TUNIS (Reuters) - Around 20 al Qaeda-linked Islamist militants attacked a checkpoint in Tunisia’s central Kasserine region, killing four police officers and stealing their weapons, the government said on Wednesday.
Okba Ibn Nafaa, a small brigade of fighters operating in mountains along the Algerian border, were behind Tuesday night’s attack, interior ministry spokesman Mohamed Ali Aroui told reporters.
Tunisia recently completed its transition to democracy after the 2011 uprising against autocrat Zine El-Abidine Ben Ali, but security remains a key worry due to the emergence of hardline Islamist groups.
“Around 20 terrorists attacked a checkpoint and killed four police. They opened fire on the checkpoint and then they fled with the police weapons,” the spokesman said.
Local radio reported a separate groups of militants had raided houses near Kef, also near the Algerian frontier, holding residents at gunpoint to steal food and supplies before fleeing into the mountains.
Tunisia is waging a campaign against Islamist militants, who mostly target security forces. Since April last year, thousands of soldiers have been deployed to drive out militants from the Chaambi range bordering Algeria.
Fighters took refuge in the Chaambi range after fleeing the French military intervention in Mali last year.
Last year, Okba Ibn Nafaa killed least 14 soldiers in attacks on two checkpoints, the deadliest strike on Tunisia’s armed forces ever. The group’s name refers to an early Muslim who led the Islamic conquest of the Maghreb.

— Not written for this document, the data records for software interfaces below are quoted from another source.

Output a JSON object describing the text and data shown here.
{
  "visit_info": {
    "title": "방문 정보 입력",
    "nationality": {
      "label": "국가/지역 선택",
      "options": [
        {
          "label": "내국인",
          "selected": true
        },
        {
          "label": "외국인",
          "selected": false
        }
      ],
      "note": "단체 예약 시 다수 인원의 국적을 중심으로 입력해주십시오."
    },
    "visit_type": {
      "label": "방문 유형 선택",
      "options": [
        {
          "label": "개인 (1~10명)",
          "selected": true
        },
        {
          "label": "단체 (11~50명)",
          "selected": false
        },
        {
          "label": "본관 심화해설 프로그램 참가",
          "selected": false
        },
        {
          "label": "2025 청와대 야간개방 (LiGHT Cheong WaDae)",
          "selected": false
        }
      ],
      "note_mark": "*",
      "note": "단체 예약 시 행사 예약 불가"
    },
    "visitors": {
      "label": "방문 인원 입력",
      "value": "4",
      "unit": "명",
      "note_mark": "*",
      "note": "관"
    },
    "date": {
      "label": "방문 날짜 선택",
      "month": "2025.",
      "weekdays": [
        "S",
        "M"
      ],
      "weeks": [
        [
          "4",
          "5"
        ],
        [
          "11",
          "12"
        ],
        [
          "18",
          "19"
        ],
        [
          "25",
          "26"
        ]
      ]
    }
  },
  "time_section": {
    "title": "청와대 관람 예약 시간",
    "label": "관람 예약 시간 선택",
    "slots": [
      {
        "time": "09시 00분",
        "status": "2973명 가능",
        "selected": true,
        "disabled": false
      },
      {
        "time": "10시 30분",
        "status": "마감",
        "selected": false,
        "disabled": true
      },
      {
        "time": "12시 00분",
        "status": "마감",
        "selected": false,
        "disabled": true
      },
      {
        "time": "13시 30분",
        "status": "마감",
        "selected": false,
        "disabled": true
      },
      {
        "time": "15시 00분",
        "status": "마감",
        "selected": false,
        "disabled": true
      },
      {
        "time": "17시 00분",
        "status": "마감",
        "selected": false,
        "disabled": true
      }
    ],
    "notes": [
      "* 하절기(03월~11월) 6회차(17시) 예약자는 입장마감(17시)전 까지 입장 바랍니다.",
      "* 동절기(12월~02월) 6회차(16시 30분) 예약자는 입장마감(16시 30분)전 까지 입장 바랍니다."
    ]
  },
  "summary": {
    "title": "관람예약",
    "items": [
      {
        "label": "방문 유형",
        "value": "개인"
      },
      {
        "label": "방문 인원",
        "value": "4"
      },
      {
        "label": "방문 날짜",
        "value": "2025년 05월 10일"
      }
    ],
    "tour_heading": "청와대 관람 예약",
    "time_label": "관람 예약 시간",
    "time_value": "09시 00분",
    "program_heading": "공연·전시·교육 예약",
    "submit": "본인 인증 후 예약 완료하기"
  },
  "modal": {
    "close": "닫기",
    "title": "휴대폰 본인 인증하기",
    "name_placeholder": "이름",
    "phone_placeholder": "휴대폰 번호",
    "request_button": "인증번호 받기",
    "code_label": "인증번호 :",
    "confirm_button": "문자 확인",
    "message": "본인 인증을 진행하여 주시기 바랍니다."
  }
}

Reporting by Tarek Amara; Writing by Patrick Markey; Editing by Raissa Kasolowsky